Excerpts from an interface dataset
%%

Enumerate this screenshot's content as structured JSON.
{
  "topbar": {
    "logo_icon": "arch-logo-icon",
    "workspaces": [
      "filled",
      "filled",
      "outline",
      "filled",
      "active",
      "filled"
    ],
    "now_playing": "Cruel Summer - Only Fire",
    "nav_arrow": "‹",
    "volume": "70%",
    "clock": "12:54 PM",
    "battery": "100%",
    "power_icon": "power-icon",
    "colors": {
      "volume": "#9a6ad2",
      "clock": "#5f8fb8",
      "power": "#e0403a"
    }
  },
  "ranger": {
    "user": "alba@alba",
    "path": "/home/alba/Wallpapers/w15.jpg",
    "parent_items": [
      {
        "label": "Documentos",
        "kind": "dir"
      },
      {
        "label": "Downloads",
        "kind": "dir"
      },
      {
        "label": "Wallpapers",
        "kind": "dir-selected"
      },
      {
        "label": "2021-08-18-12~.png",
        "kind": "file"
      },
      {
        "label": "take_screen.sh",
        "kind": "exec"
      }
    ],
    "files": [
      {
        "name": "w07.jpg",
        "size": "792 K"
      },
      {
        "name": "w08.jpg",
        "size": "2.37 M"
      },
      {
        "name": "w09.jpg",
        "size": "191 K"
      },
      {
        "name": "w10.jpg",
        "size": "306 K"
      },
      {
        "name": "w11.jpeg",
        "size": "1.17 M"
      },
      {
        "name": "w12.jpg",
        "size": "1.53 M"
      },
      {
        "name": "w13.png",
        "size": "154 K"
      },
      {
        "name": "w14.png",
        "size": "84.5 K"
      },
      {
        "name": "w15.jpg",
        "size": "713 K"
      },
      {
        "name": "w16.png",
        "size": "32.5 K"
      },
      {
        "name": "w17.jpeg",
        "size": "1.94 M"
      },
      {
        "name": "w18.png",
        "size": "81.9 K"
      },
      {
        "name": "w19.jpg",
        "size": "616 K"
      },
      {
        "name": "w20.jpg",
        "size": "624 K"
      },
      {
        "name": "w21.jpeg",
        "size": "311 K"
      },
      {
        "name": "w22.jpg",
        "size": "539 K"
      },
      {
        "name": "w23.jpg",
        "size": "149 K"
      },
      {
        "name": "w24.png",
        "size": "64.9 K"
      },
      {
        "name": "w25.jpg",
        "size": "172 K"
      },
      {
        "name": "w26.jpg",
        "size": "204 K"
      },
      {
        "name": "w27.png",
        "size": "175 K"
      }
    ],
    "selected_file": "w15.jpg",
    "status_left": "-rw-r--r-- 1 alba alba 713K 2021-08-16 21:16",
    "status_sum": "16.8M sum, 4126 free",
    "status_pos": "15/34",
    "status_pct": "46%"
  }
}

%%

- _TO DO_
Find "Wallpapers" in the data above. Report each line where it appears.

- _TASK ANSWER_
    "path": "/home/alba/Wallpapers/w15.jpg",
        "label": "Wallpapers",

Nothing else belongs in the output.